6. Is the very faith of Jesus Christ, by which we receive eternal salvation, a gift of God? Ephesians 2:8. Does this faith come from having the Holy Spirit? Galatians 5:22.
Comment: The faith that saves is Christ’s faith. And Christ can impart His strong faith to us as He lives in us by God’s Spirit.
7. What must you do to receive the Holy Spirit and the very faith of Jesus Christ? Acts 2:38. Must you be willing to obey God? Acts 5:32. And must you first show faith toward Christ before He will give you His faith? Acts 20:21.

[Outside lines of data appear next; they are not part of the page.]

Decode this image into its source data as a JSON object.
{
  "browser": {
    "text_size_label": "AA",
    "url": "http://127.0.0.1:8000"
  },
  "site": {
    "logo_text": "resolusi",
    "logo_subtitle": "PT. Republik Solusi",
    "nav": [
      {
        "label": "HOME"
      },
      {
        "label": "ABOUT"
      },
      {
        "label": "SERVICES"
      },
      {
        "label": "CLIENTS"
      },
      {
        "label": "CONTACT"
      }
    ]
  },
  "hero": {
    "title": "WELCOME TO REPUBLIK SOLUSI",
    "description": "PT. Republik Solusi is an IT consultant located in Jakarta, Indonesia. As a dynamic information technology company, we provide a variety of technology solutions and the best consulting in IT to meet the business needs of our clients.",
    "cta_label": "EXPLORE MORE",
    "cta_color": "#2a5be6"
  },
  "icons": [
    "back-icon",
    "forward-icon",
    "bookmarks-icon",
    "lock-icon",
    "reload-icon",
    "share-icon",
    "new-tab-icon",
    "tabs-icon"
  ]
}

Comment: God will give His Holy Spirit and the resulting faith of Christ only to those who meet the prior conditions of repentance and baptism.
Faith and the Law

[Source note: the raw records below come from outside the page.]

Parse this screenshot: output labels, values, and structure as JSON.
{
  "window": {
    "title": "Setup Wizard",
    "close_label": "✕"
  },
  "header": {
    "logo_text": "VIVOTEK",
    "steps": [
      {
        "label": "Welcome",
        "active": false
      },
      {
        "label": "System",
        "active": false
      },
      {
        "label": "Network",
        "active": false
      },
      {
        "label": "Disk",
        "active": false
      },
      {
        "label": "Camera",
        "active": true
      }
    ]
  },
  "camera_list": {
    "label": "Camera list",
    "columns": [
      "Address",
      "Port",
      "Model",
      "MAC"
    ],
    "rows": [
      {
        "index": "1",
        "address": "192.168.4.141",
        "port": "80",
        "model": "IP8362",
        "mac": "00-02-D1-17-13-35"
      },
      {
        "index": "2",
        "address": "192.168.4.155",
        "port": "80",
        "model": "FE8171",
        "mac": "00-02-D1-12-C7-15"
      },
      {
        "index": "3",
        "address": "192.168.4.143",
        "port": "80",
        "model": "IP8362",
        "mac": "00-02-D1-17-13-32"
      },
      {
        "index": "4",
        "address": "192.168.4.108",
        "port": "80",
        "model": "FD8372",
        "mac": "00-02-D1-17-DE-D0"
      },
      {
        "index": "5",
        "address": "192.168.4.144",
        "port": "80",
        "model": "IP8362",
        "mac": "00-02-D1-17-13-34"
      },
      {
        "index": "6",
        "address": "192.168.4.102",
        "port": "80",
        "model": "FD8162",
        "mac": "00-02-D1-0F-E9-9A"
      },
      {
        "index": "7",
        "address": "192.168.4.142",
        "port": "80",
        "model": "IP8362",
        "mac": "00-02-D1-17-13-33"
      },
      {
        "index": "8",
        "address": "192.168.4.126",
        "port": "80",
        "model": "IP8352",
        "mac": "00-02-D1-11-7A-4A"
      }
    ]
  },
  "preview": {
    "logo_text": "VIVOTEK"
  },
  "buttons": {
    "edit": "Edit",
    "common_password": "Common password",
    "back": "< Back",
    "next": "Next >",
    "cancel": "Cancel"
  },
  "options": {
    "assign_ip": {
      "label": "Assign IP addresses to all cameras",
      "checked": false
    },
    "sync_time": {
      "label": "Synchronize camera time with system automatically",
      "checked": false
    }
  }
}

Many professing Christians believe the Apostle Paul taught that the law was done away with and replaced by faith. Nothing could be further from the truth!
1. How did Paul express the relationship of faith and the law to the Christians at Rome? Romans 3:31. Does faith do away with God’s law? Same verse.
Comment: The New King James Version renders this verse as: “Do we then make void the law through faith? Certainly not! On the contrary, we establish the law.” The word establish means “to cause or make to stand,” “to make firm, fix” or “to be kept intact” (Thayer’s Greek Lexicon). In other words, rather than doing away with the law, faith upholds God’s law, as other translations show.
As we have already seen, it requires the faith of Christ to be able to properly keep the spiritual law of God. The true commandment-keeper must trust God to make obedience possible.
2. But didn’t Paul say that we are justified by faith, apart from the deeds of the law? Romans 3:28; 20, first part. Yet at the same time, didn’t he also say that the doers of the law are justified? Romans 2:13. Do these scriptures contradict each other?
Comment: Rather than contradict, these scriptures complement each other. It is not by the deeds of the law—the actions themselves apart from faith—that we are justified (made righteous before God); that’s only possible through the faith of Christ in us. Yet all who have His faith and exercise it to make obedience possible—the doers of the law acting in faith—which makes it a living faith—are the ones who are justified by that faith!
3. Why can’t we be justified by the deeds of the law? Romans 3:20, last part.
Comment: The purpose of the law is not to justify. The purpose of the law is to tell us what sin is—to define it, to reveal it—so we can quit it. Sin is the transgression of the law (1 John 3:4).
4. What is it that empowers one to fulfill, or obey, God’s law? Romans 13:10. What kind of love? Romans 5:5.
Comment: The law is spiritual (Romans 7:14), and only the “love of God” can fulfill God’s spiritual law! Our own personal human love cannot do so. We cannot keep the commandments by our own power and strength. It takes a spiritual love—through the Holy Spirit placed within us—to fulfill a spiritual law. Since God alone can supply the love that makes us righteous, it becomes God’s righteousness, not ours.